Creating a movable popup

Creating a movable popup

Have you ever wondered how some websites manage to create popup that appears half-way down the page to provide information? It’s a lot easier than you think with jQuery!

The tutorial will walk you through the steps required to create a popup so that users of your site can read important information, like your Facebook page, etc. For the purpose of this information I’ll show you how to add a Facebook Like popup, but the information can be changed to anything.

Injecting popup code

The first thing that we will want to do is inject popup code. We want to place this as close to the bottom of your page code as possible, because of the way that it positions itself on the screen. This means placing it just before your closing body tag.

Here’s the code we can use:

You can create your own Facebook App code by going to the the Facebook Like generator here. Then simply replace the entire  <div class="fb-like" width="300" , which I have highlighted above, with your own code.

Note: Facebook will provide you with custom JavaScript code that you will need to place (usually in the footer) to be used to load the widget you just created.

Default CSS positioning

We are also going to require some custom CSS styles for starting popup to not be displayed and setup properly. We can use the code below but feel free to change it appropriately.

The most important sections are from the top to  #likeus h2 since the remaining are simply theming changes for the interface which you can modify as you see fit.

Making it all mesh

The great thing about JQuery is that it does all the heavy lifting for you! It’s an incredible set of tools that is ever-expanding and always available for your needs.

Essentially, the popup mechanism is controlled by the scroll function in Javascript. Here is the code and below that I will describe the various sections.

Window Scroll

The first section simply uses the window scroll and calculate the users position relative to the size of the popup. If you have changed the dimensions or size of the popup in the CSS you don’t need to do the same here, because it automatically calculates that!

Cookies! Yumm

You might like to prevent the popup from appearing if a user has already liked your site. In that case, we included a “Close forever” link which uses cookies. You will need to download the JQuery Cookies library to your site, and include the JS in your  <head> tag along with the other script.

When a user clicks “I already like Bees on a Bike” then a cookie is set and they will no longer view your popup. You can obviously remove this code and comment out the cookie code if you do not need this functionality, but I prefer to give users the option.

Note: You need to include this library before you include the popup JQuery above, because your popup code will not work otherwise.

Check position of DIV popup code

All the magic happens after the cookie check! Basically, the system verifies that the popup is still hidden, and then compares the position of the user vs. where we want the popup to appear (in this case half way down the screen).

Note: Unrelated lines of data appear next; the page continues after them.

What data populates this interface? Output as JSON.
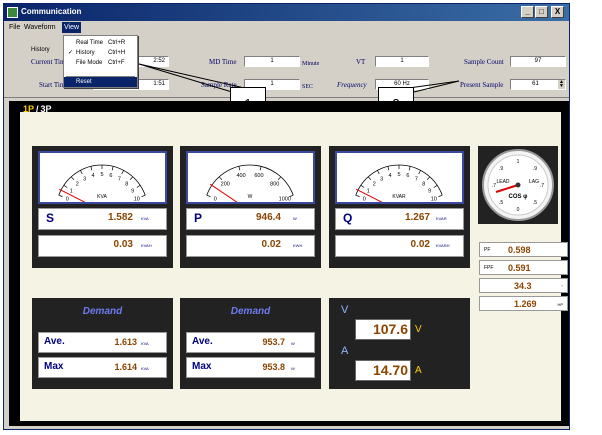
{
  "window": {
    "title": "Communication",
    "min_glyph": "_",
    "max_glyph": "□",
    "close_glyph": "X"
  },
  "menu": {
    "items": [
      "File",
      "Waveform",
      "View"
    ],
    "view_dropdown": [
      {
        "label": "Real Time",
        "shortcut": "Ctrl+R",
        "checked": false
      },
      {
        "label": "History",
        "shortcut": "Ctrl+H",
        "checked": true
      },
      {
        "label": "File Mode",
        "shortcut": "Ctrl+F",
        "checked": false
      },
      {
        "label": "Reset",
        "shortcut": "",
        "checked": false
      }
    ],
    "check_mark": "✓"
  },
  "header": {
    "history_tag": "History",
    "current_time_label": "Current Tim",
    "current_time_value": "2:52",
    "start_time_label": "Start Time",
    "start_time_value": "1:51",
    "md_time_label": "MD Time",
    "md_time_value": "1",
    "md_time_unit": "Minute",
    "sample_rate_label": "Sample Rate",
    "sample_rate_value": "1",
    "sample_rate_unit": "SEC",
    "vt_label": "VT",
    "vt_value": "1",
    "frequency_label": "Frequency",
    "frequency_value": "60 Hz",
    "sample_count_label": "Sample Count",
    "sample_count_value": "97",
    "present_sample_label": "Present Sample",
    "present_sample_value": "61"
  },
  "callouts": [
    "1",
    "2"
  ],
  "mode": {
    "phase_1": "1P",
    "separator": "/",
    "phase_3": "3P"
  },
  "meters": [
    {
      "name": "S",
      "unit_label": "KVA",
      "ticks": [
        "0",
        "1",
        "2",
        "3",
        "4",
        "5",
        "6",
        "7",
        "8",
        "9",
        "10"
      ],
      "needle_fraction": 0.05
    },
    {
      "name": "P",
      "unit_label": "W",
      "ticks": [
        "0",
        "200",
        "400",
        "600",
        "800",
        "1000"
      ],
      "needle_fraction": 0.1
    },
    {
      "name": "Q",
      "unit_label": "KVAR",
      "ticks": [
        "0",
        "1",
        "2",
        "3",
        "4",
        "5",
        "6",
        "7",
        "8",
        "9",
        "10"
      ],
      "needle_fraction": 0.05
    }
  ],
  "readings": {
    "s": {
      "symbol": "S",
      "value": "1.582",
      "unit": "KVA"
    },
    "s_energy": {
      "value": "0.03",
      "unit": "KVAH"
    },
    "p": {
      "symbol": "P",
      "value": "946.4",
      "unit": "W"
    },
    "p_energy": {
      "value": "0.02",
      "unit": "KWH"
    },
    "q": {
      "symbol": "Q",
      "value": "1.267",
      "unit": "KVAR"
    },
    "q_energy": {
      "value": "0.02",
      "unit": "KVARH"
    }
  },
  "pf_gauge": {
    "lead_label": "LEAD",
    "lag_label": "LAG",
    "cos_label": "COS φ",
    "ticks": [
      ".9",
      "1",
      ".9",
      ".7",
      ".5",
      "0",
      ".5",
      ".7"
    ]
  },
  "side": {
    "pf": {
      "label": "PF",
      "value": "0.598"
    },
    "fpf": {
      "label": "FPF",
      "value": "0.591"
    },
    "angle": {
      "value": "34.3",
      "unit": "°"
    },
    "hp": {
      "value": "1.269",
      "unit": "HP"
    }
  },
  "demand_kva": {
    "title": "Demand",
    "ave_label": "Ave.",
    "ave_value": "1.613",
    "ave_unit": "KVA",
    "max_label": "Max",
    "max_value": "1.614",
    "max_unit": "KVA"
  },
  "demand_w": {
    "title": "Demand",
    "ave_label": "Ave.",
    "ave_value": "953.7",
    "ave_unit": "W",
    "max_label": "Max",
    "max_value": "953.8",
    "max_unit": "W"
  },
  "va": {
    "v_label": "V",
    "v_value": "107.6",
    "v_unit": "V",
    "a_label": "A",
    "a_value": "14.70",
    "a_unit": "A"
  },
  "colors": {
    "accent_yellow": "#ffcc00",
    "value_brown": "#8b4500",
    "label_navy": "#000080",
    "needle_red": "#e00000",
    "demand_blue": "#6c7cf0"
  }
}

If the popup code is hidden then we animate it to appear for the user, and display it appropriately. Otherwise, it continues to follow the user on the side of the page until an action occurs.

Stop following me

The close and close-forever buttons are position at the bottom of the popup. These allow the user to close the popup (temporarily until a fresh page load) or alternatively permanently. As you see above they are reacting to the click command of the two href’s that appeared in the popup DIV code.

Small note:

You will need to include this JQuery script, customized for Drupal, within your site  <head> tag like  <script type="text/javascript" src="<your site path>/popup.js"></script> .

I had to piece this together from a bunch of different JQuery sources to make something concrete so I thought it would be useful to post to others. I hope it helps other folks too!

Author: Shane Bill

Shane Bill has been working in the web consulting industry for well over 20 years. He is passionate about the empowerment of community organizations, individuals, and businesses in being able to reach their goals through online tools. Shane’s experience has led him to help build greater cloud infrastructure, system support, revamped websites, and much more. He is passionate about keeping up-to-date on the latest technology changes, and helping others advance their projects through this knowledge! Shane contributes frequently to various online FAQ sections and Drupal modules to help others reach their goals and resolve issues.